By: Henry J. Fromage (A Toast) –
You quite likely know about Destroyer from photos of Nicole Kidman’s transformation, which, yes, is intense.
Good thing she didn’t Daniel Day-Lewis this role. Because all of the meth.
Destroyer is about an LAPD officer who once upon a time went undercover in a brutal bank robbery gang and got in too deep. Many, very hard, years later she finds evidence that the cutthroat leader of the gang, who she has a very personal vendetta against, may be getting back into the game, leaving a trail of bodies in his wake.
Kidman does indeed transform, but what’s remarkable is how much she really doesn’t. This is no makeup play for an Oscar, but rather an embodiment of both a much younger and a much, much more haggard woman across two time frames that never feels less than one fully lived in character. I think we get spoiled by both the frequency of Kidman’s roles and their never-dipping quality to the point we get blinded to just how many acting limbs she goes out on these days.
It’s not often that the 51 year old cast alongside the 42 and the 27 year old is the one with all of the nudity and whacking of Alexander Skarsgard dick.
On the supporting side, Toby Kebbell and Bradley Whitford drip menace in two very different ways, and there officially isn’t enough Tatiana Maslany on the big or small screen these days, so it’s good to see her here in a role that mirrors Kidman’s in many ways. It’s Sebastian Stan who comes closest to stealing the screen from Kidman for stretches, however- here’s hoping the man keeps getting opportunities to capital-A Act in the near future.
Besides Kidman, though, Director Karyn Kusama is the real star here, directing the action with hard-hitting immediacy that rivals or supersedes any other action director working today. This is as bone-rattling of an action film as any that landed this year, including Kidman’s 56 year old ex-hubby’s latest Mission: Impossible flick.
Phil Hay and Matt Manfredi’s script doesn’t have an ounce of fat on it even as you wonder where it’s going, and as the ending shifts into focus you realize the brilliance of its main conceit- there’s more going on here than meets the eye. The character relationships and core heart of the film lock into place just as firmly in the last stretches of the film as well, reaching an emotional crescendo you didn’t realize the film was building towards. Just powerful stuff.
Destroyer is a showcase for the chameleonic acting prowess of Nicole Kidman and the action chops of Karyn Kusama, who’s quickly becoming one of our most exciting directors.
Destroyer (2018) Drinking Game
Take a Drink: whenever Kidman takes a licking and keeps on ticking

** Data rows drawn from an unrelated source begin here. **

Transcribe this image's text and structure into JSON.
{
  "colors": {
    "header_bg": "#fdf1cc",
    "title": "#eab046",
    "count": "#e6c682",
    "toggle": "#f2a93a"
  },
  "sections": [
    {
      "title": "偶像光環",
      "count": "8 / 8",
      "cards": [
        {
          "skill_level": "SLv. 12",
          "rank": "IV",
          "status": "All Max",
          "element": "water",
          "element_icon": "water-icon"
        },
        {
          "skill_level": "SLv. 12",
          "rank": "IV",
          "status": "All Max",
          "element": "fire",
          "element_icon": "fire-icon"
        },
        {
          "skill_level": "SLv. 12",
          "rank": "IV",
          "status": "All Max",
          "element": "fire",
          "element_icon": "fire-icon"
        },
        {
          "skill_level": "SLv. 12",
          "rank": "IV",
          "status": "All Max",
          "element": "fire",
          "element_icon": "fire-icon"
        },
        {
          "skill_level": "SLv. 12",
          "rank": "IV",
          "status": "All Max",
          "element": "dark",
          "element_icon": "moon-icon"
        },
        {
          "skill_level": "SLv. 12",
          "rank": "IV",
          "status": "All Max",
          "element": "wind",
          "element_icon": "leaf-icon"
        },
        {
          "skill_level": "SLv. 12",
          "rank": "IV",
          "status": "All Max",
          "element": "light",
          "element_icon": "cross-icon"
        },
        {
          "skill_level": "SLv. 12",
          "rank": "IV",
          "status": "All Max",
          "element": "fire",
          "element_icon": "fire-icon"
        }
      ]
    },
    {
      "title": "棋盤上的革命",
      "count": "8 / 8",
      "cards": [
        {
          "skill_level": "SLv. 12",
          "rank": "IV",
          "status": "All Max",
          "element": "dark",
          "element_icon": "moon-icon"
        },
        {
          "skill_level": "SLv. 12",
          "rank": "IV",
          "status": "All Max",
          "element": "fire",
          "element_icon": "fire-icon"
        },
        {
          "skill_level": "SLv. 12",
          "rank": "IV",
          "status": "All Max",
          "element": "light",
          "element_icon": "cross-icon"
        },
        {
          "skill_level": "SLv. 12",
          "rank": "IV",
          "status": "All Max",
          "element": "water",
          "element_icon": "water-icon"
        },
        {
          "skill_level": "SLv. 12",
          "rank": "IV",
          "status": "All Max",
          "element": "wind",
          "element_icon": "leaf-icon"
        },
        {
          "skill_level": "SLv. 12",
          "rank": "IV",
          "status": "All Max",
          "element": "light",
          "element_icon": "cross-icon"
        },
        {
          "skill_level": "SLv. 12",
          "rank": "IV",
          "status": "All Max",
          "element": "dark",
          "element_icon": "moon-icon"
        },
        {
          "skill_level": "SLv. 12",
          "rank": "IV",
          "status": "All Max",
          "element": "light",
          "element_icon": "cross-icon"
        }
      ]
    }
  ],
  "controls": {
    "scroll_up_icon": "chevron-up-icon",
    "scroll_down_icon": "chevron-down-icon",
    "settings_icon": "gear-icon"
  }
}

Take a Drink: every time her daughter’s skeevy boyfriend shows his face
Take a Drink: every time the movie flashes back
Take a Drink: every time somebody does something ethically dubious
Do a Shot: for every bank robbery or gunfight